Well I'm here in France! I never got to publish my packing list before we left Australia, because as per usual I was too busy with work and sick (yes again! This time with the flu) before we left. I guess now I can add some preliminary notes.

Packing light for just over a month away is no mean feat for some one who enjoys dressing up... but it's very important for someone who also enjoys to shop whilst away.

What worked really well for me back in 2012 when we traveled to the USA, was packing a diminishing suitcase. This means, that apart from the staples, I also packed a few items that were on their last legs.

I did the same on this occasion and specifically 'saved' a few bits and pieces from my recent wardrobe cull to take with me, so that as I travel across Europe acquiring new stuff, I will get rid of this old stuff hence making room in my suitcase.  It's also a really good way to just get rid of worn out pieces that you find yourself clinging onto, even though honestly the items belong in the bin.

My packing list (items in red text are the pieces destined for the bin):
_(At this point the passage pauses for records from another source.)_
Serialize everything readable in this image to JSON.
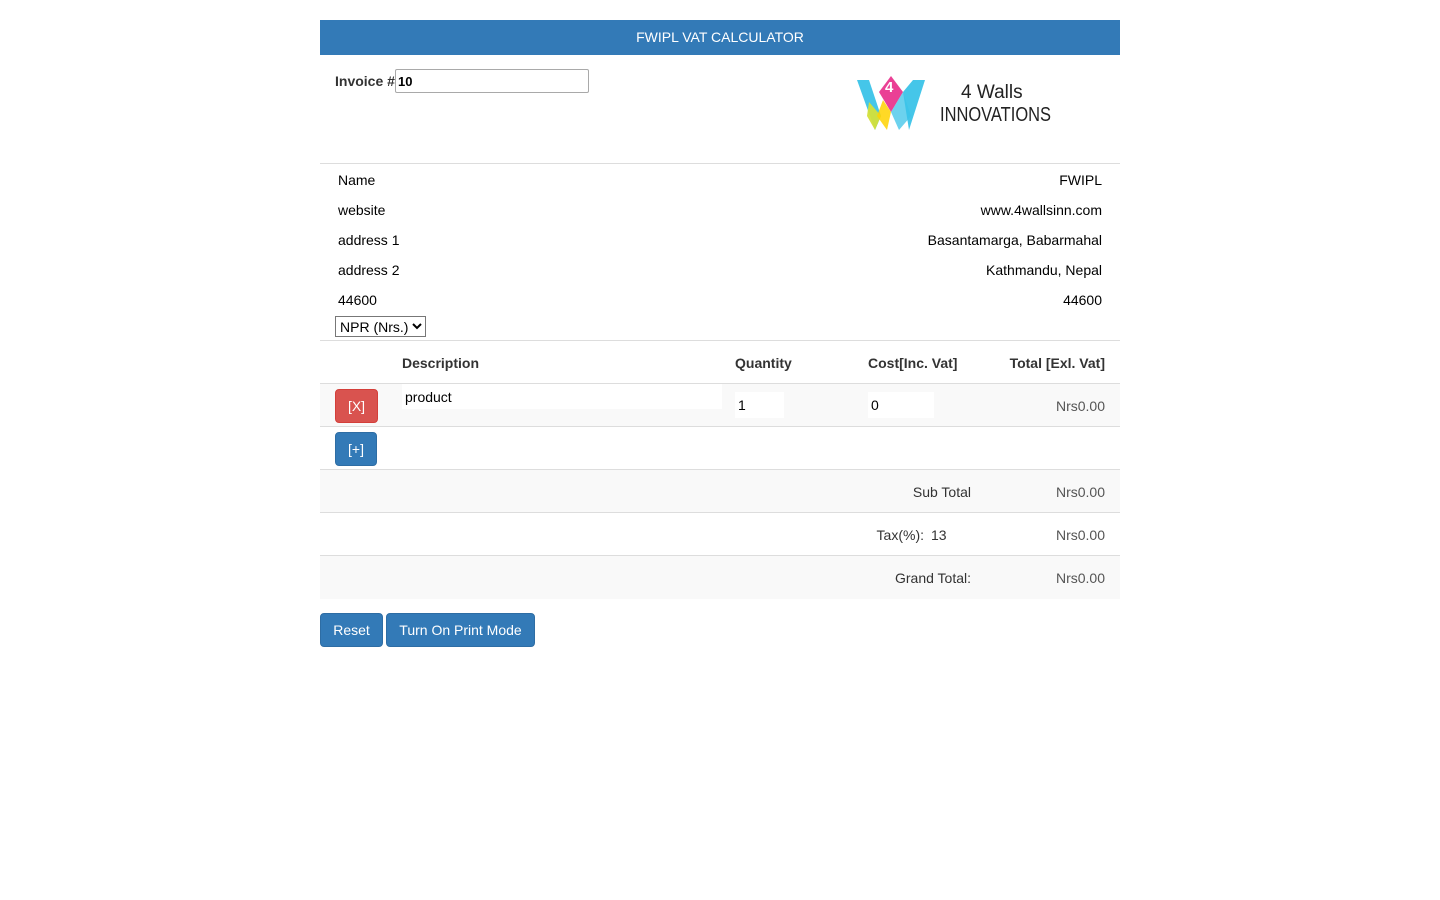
{
  "header": {
    "title": "FWIPL VAT CALCULATOR"
  },
  "invoice": {
    "label": "Invoice #",
    "value": "10"
  },
  "logo": {
    "badge": "4",
    "line1": "4 Walls",
    "line2": "INNOVATIONS",
    "colors": [
      "#3bc3e8",
      "#d4e03a",
      "#e9368f",
      "#ffd200"
    ]
  },
  "company_info": [
    {
      "label": "Name",
      "value": "FWIPL"
    },
    {
      "label": "website",
      "value": "www.4wallsinn.com"
    },
    {
      "label": "address 1",
      "value": "Basantamarga, Babarmahal"
    },
    {
      "label": "address 2",
      "value": "Kathmandu, Nepal"
    },
    {
      "label": "44600",
      "value": "44600"
    }
  ],
  "currency": {
    "selected": "NPR (Nrs.)"
  },
  "table": {
    "headers": {
      "description": "Description",
      "quantity": "Quantity",
      "cost": "Cost[Inc. Vat]",
      "total": "Total [Exl. Vat]"
    },
    "items": [
      {
        "remove_label": "[X]",
        "description": "product",
        "quantity": "1",
        "cost": "0",
        "total": "Nrs0.00"
      }
    ],
    "add_label": "[+]"
  },
  "summary": {
    "subtotal_label": "Sub Total",
    "subtotal_value": "Nrs0.00",
    "tax_label": "Tax(%):",
    "tax_rate": "13",
    "tax_value": "Nrs0.00",
    "grand_label": "Grand Total:",
    "grand_value": "Nrs0.00"
  },
  "actions": {
    "reset_label": "Reset",
    "print_label": "Turn On Print Mode"
  },
  "colors": {
    "primary": "#337ab7",
    "danger": "#d9534f"
  }
}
Coats and Jackets
  • Etoile Isabel Marant Kady leather jacket in tan
  • Etoile Isabel Marant tweed blazer in dark grey
  • Fleur Wood felt wool blazer in light grey (worn on Day 2 in Nice)
Day 2 outfit

  • Etoile Isabel Marant Prewitt dress in black & ecru (can be dressed up or down)
  • Trenery check dress in navy

  • Etoile Isabel Marant Falk sweater in black & natural
  • Country Road knit in light grey 
  • Indie designer light knit in black

  • Country Road long sleeved striped jersey top with zip
  • Country Road crew neck long sleeved striped t-shirt
  • 2 x SABA striped breton top in black and white
  • Jane Lamerton striped Breton top in cream and ink navy
  • Country Road long sleeve tee in grey marle
  • SABA white tee  
  • Layering tops
  • Seamless tank tops in black, grey and nude

  • Country Road skinny jeans in blue
  • Nudie skinny jeans in black
  • Zara cropped cuffed trousers in black
  • Isabel Marant Dickers in tan*
  • Isabel Marant Jenny in dark grey*
  • Country Road Winona ballet flats in black*
* After walking 20 km around Nice and Monte Carlo I have decided I need to buy sneakers. Walking on cobble stones and up a million stairs is a bit different than walking the streets of New York...

  • Statement necklace in black
  • Scarf in black
  • Socks
  • Opaque tights in black
  • Undies
  • 2 x bras (one nude and one black)
  • Pyjama pants (with daytime layering tops as pyjama tops)
That's it.  In case you are wondering the above list includes what I wore on the plane.